One of the crown jewels in the meme stock trade, AMC, is spiking by nearly 20% in early dealings — but this time because of fundamental reasons. With lockdowns in California gradually easing, AMC is preparing to reopen nearly all of its 56 locations in the Golden State this week. The Wall Street Bets retail traders that crowded into the stock have sent it on a tear, up a staggering 426% this year through Friday’s close.

9:31 a.m. ET: Stocks rally at the open: Dow flirts with 33K

Here’s where markets were trading Monday morning after the opening bell:

  • S&P 500 (^GSPC): 3,945.80, +2.46 (+0.06%)

  • Dow (^DJI): 32,869.72, +91.08 (+0.28%)

  • Nasdaq (^IXIC): 13,315.81, -4.06(-0.03%)

  • Crude (CL=F): $65.57 per barrel, -0.04 (-0.06%)

  • Gold (GC=F): $1,728.40 per ounce, +8.60(+0.50%)

  • 10-year Treasury (^TNX): flat, yielding 1.6350

8:30 a.m. ET: Manufacturing sector flexes muscle

The Empire State manufacturing survey’s rose, checking in at a better-than-expected 17.4 in March. Peering deeper into the data, economists noted a mixed outlook from survey participants as shipments rose but new orders and employment moderating.

According to JPMorgan’s Daniel Silver:

The recent firming in the survey is broadly consistent with the idea that the manufacturing sector is picking up as the drag from COVID-19 fades, although the broad set of survey data looks mixed and the link between the surveys and hard activity readings is loose.
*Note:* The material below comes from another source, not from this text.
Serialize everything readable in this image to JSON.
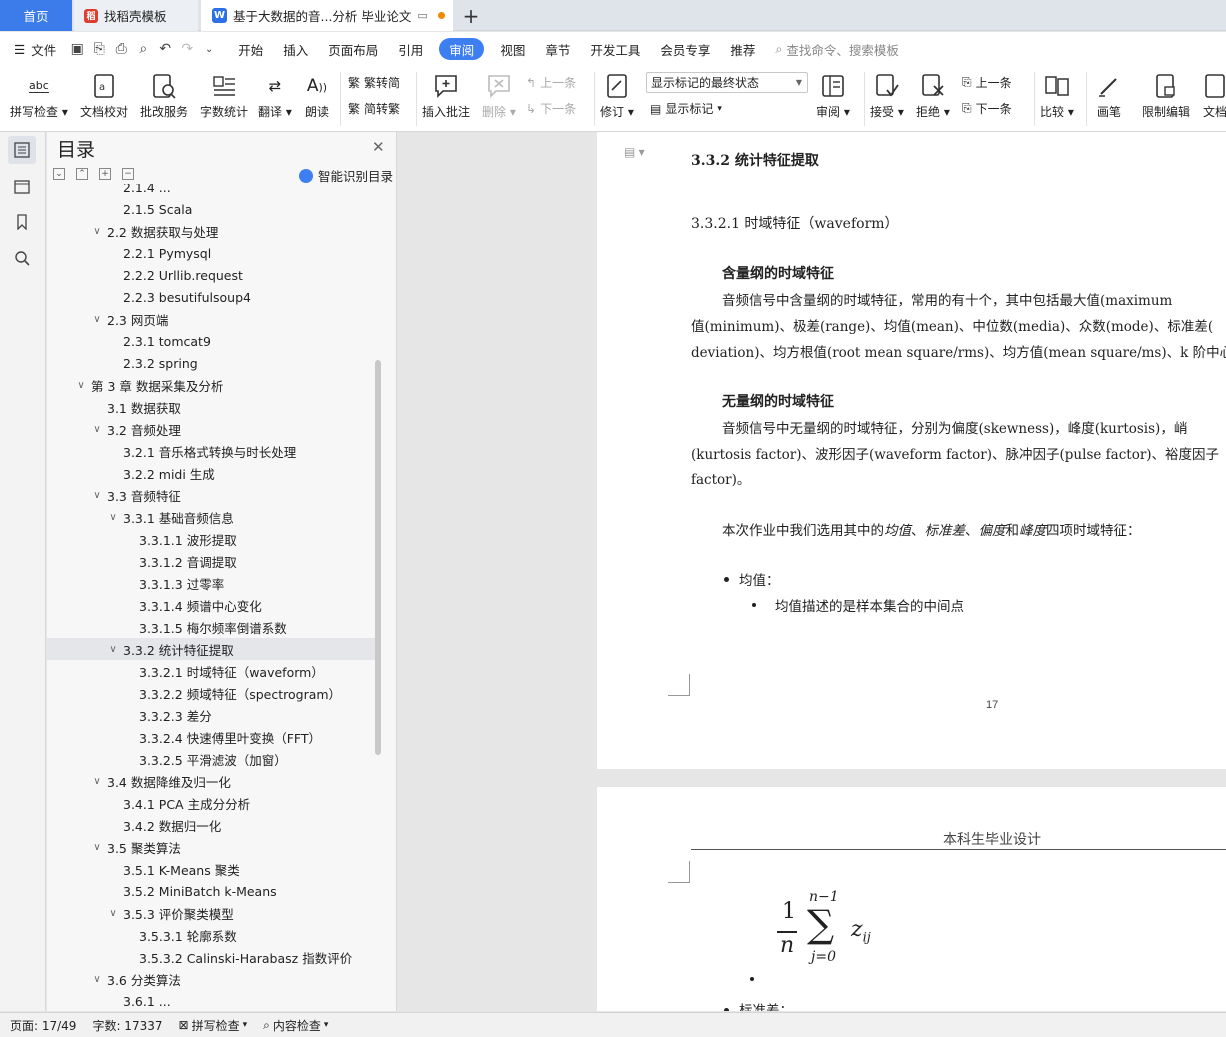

We will be getting additional March business survey data in the coming days and weeks.

7:30 a.m. ET Monday: Stock futures point to a mixed open as tech stocks drop

Here’s where markets were trading Friday morning:

  • S&P 500 futures (ES=F): 3,947.00, +4.75 (+0.12%)

  • Dow futures (YM=F): 32,858.00, +86.00 (+0.26%)

  • Nasdaq futures (NQ=F): 12,954.75, +21.25 (+0.16%)

  • Crude (CL=F): $65.57 per barrel, -0.04 (-0.06%)

  • Gold (GC=F): $1,728.40 per ounce, +8.60(+0.50%)

  • 10-year Treasury (^TNX): flat, yielding 1.6350

© Provided by Yahoo! Finance NEW YORK, NEW YORK – MARCH 09: The New York Stock Exchange (NYSE) stands in lower Manhattan on March 09, 2021 in New York City. The Dow Jones Industrial Average rallied more than 300 points Tuesday as tech stocks surged and optimism over the recently passed Covid relief bill cheered investors. (Photo by Spencer Platt/Getty Images)

Javier David is an editor for Yahoo Finance. Follow Javier on Twitter: @TeflonGeek

Read the latest financial and business news from Yahoo Finance

Follow Yahoo Finance on Twitter, Facebook, Instagram, Flipboard, SmartNews, LinkedIn, YouTube, and reddit.

Continue Reading